The 1982 film Blade Runner showed viewers a dark, futuristic version of Los Angeles in the year 2019. Prominent ads for Coca-Cola and Pan Am blink back at you throughout the film, looming large and bright in this highly branded vision of the future.
Today, with digital billboard technology becoming commonplace, local governments all over the country have been fighting advertisers with outright bans. Cities claim that these relatively new forms of outdoor advertising are ugly and distract drivers. Of course, these were the exact claims that the opponents of billboard advertising were making in the early 20th century.
Part of the tremendous growth in outdoor advertising in Los Angeles had to do with the fact that there was relatively little regulation of billboards in California.
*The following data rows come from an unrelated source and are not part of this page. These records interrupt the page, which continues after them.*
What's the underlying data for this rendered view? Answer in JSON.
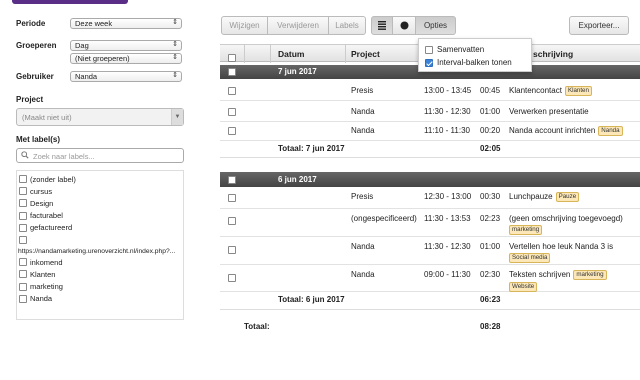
{
  "filters": {
    "periode": {
      "label": "Periode",
      "value": "Deze week"
    },
    "groeperen": {
      "label": "Groeperen",
      "value": "Dag",
      "value2": "(Niet groeperen)"
    },
    "gebruiker": {
      "label": "Gebruiker",
      "value": "Nanda"
    },
    "project": {
      "label": "Project",
      "placeholder": "(Maakt niet uit)"
    },
    "labels": {
      "label": "Met label(s)",
      "search_placeholder": "Zoek naar labels...",
      "items": [
        "(zonder label)",
        "cursus",
        "Design",
        "facturabel",
        "gefactureerd",
        "",
        "inkomend",
        "Klanten",
        "marketing",
        "Nanda"
      ],
      "url_text": "https://nandamarketing.urenoverzicht.nl/index.php?..."
    }
  },
  "toolbar": {
    "wijzigen": "Wijzigen",
    "verwijderen": "Verwijderen",
    "labels": "Labels",
    "opties": "Opties",
    "exporteer": "Exporteer..."
  },
  "options_menu": {
    "samenvatten": "Samenvatten",
    "interval": "Interval-balken tonen"
  },
  "table": {
    "headers": {
      "datum": "Datum",
      "project": "Project",
      "omschrijving": "schrijving"
    },
    "groups": [
      {
        "date": "7 jun 2017",
        "rows": [
          {
            "project": "Presis",
            "time": "13:00 - 13:45",
            "dur": "00:45",
            "desc": "Klantencontact",
            "tags": [
              "Klanten"
            ]
          },
          {
            "project": "Nanda",
            "time": "11:30 - 12:30",
            "dur": "01:00",
            "desc": "Verwerken presentatie",
            "tags": []
          },
          {
            "project": "Nanda",
            "time": "11:10 - 11:30",
            "dur": "00:20",
            "desc": "Nanda account inrichten",
            "tags": [
              "Nanda"
            ]
          }
        ],
        "total_label": "Totaal: 7 jun 2017",
        "total": "02:05"
      },
      {
        "date": "6 jun 2017",
        "rows": [
          {
            "project": "Presis",
            "time": "12:30 - 13:00",
            "dur": "00:30",
            "desc": "Lunchpauze",
            "tags": [
              "Pauze"
            ]
          },
          {
            "project": "(ongespecificeerd)",
            "time": "11:30 - 13:53",
            "dur": "02:23",
            "desc": "(geen omschrijving toegevoegd)",
            "tags": [
              "marketing"
            ]
          },
          {
            "project": "Nanda",
            "time": "11:30 - 12:30",
            "dur": "01:00",
            "desc": "Vertellen hoe leuk Nanda 3 is",
            "tags": [
              "Social media"
            ]
          },
          {
            "project": "Nanda",
            "time": "09:00 - 11:30",
            "dur": "02:30",
            "desc": "Teksten schrijven",
            "tags": [
              "marketing",
              "Website"
            ]
          }
        ],
        "total_label": "Totaal: 6 jun 2017",
        "total": "06:23"
      }
    ],
    "grand_total_label": "Totaal:",
    "grand_total": "08:28"
  }
}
As the March 1929 California Law Review noted in “Billboard Regulation and the Aesthetic Viewpoint with Reference to California Highways”:
What legislation has been enacted in California on the subject[?] Hardly any. This state prohibits the placing or maintenance of signs on property of the state or its subdivisions “without lawful permission,” or on private property without the consent of the owner or lessee, and the signs so prohibited are declared to be nuisances. A sign erected upon or over a state road or highway without a permit from the department of engineering is further declared to be a public nuisance, punishable as a misdemeanor. This is all the legislation on the subject in this state.
The essay goes on to contrast California’s lax billboard laws with the laws of other states at that time: like Kansas (billboards prohibited within 1000 feet of a highway, even if it’s on private property), Connecticut (billboards prohibited within 100 feet of any public park, state forest, playground or cemetery), or Vermont (billboards must meet the explicit approval of the secretary of state in kind, size and location). Vermont would later go on to make billboards entirely illegal in that state in 1968. In fact, four states (Hawaii, Alaska, Maine and Vermont) all ban billboard advertising anywhere within their borders.
The goal of the California Law Review paper was to propose new laws to regulate billboards. The paper suggested that a progressive tax be placed on billboards based upon their size; that billboards be restricted in areas that are deemed unsafe for motorists, such as at crossings, curves and hills; and that the size of billboards be restricted, the largest being relegated to “commercial districts.”
Today, battles over the regulation of billboards continue in Los Angeles. The last few years have seen major fights over so-called “supergraphics” — gigantic billboards placed on the sides of buildings, stretching many stories tall. They’re incredibly hard to miss — rivaling those predicted by Blade Runner in size, if not electronics — and are scattered around the city, most prominently downtown and along major freeways. The city has sued many of the media companies that negotiate and install these ads, claiming that they’re illegal, and winning over $6 million in lawsuits thus far.
It’s tough to say just how hard the city of Los Angeles will clamp down on the proliferation of billboards — be they digital or merely huge — but for the time being Angelenos will likely remain just this side of a branded, Blade Runner future. With just seven years until 2019, it seems legislation and litigation will be the only thing keeping Los Angeles from achieving full bladerunner.
[The 1917 Life magazine illustration was scanned from the 1956 book Predictions: Pictorial Predictions From the Past by John Durant. Photo of a "supergraphic" in disrepair in downtown Los Angeles by Eric Richardson, used under its Creative Commons license.]